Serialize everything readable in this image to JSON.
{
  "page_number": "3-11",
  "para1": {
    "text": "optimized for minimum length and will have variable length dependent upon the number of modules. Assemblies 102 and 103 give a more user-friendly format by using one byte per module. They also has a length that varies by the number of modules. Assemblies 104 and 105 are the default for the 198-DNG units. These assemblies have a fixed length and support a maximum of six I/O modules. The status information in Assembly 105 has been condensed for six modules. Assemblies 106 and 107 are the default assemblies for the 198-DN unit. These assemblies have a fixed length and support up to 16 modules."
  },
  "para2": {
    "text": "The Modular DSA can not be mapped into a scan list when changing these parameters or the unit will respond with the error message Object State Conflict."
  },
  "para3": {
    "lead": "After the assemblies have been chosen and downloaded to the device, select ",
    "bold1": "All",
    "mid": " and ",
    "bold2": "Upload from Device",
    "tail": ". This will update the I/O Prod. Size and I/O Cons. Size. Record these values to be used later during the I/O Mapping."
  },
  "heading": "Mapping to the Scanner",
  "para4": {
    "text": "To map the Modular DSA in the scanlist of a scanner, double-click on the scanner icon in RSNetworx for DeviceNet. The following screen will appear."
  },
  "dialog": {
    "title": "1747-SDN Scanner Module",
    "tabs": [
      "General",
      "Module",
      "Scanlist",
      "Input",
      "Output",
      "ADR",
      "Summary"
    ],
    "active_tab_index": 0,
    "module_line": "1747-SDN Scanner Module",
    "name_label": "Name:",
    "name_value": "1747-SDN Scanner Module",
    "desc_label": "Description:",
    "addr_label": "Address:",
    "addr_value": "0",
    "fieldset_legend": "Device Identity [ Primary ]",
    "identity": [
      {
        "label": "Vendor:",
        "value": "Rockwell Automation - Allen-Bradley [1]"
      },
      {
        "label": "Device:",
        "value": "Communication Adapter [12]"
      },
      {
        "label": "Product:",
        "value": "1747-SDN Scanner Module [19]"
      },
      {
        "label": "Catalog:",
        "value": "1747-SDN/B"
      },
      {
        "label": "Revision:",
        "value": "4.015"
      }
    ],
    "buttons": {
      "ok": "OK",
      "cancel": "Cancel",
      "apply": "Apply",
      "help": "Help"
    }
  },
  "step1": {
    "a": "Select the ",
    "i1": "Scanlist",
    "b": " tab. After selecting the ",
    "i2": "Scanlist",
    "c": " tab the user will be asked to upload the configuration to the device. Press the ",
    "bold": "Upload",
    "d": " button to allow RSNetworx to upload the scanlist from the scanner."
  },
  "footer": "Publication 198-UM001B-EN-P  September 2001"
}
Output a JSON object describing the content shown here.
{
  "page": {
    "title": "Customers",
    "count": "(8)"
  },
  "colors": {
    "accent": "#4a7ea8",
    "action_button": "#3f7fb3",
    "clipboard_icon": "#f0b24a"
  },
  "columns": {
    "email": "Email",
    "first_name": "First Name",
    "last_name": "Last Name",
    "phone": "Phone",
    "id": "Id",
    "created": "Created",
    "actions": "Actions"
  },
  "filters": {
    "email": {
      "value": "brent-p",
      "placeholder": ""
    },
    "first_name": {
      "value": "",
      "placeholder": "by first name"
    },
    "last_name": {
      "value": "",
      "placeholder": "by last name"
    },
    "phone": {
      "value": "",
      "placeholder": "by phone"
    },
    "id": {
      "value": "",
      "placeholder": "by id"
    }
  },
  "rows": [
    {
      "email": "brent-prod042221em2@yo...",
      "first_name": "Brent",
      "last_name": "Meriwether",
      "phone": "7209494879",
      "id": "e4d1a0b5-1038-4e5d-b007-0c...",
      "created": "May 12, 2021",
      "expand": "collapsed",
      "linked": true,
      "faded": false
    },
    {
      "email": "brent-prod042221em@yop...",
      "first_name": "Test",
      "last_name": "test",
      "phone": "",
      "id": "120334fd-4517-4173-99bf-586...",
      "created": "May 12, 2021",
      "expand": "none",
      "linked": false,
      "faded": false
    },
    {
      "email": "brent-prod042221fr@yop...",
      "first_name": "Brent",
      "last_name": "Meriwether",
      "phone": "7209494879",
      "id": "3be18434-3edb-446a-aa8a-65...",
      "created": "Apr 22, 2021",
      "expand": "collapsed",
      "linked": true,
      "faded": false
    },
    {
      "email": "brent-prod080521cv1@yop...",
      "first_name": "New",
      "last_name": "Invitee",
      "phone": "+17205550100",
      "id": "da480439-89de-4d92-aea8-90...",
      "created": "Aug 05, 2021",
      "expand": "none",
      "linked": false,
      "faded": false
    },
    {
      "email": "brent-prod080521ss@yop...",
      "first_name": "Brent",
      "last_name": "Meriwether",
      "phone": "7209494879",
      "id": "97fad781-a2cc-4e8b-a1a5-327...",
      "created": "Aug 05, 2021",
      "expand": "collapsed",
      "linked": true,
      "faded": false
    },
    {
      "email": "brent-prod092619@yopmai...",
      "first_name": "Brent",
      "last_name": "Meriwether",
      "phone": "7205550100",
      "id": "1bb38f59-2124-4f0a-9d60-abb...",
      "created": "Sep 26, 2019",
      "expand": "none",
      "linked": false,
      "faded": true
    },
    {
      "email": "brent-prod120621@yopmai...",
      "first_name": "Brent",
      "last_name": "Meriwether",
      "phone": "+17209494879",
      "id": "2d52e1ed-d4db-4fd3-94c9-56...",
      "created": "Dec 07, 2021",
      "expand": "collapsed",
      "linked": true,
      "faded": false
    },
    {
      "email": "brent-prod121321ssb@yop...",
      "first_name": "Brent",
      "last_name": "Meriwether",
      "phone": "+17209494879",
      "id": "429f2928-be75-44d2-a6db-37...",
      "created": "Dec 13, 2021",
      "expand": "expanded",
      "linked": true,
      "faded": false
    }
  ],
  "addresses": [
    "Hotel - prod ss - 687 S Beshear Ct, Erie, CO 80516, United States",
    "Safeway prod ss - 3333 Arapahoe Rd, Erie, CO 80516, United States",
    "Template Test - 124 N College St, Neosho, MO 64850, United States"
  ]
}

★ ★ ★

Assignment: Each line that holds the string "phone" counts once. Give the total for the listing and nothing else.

Answer area: 11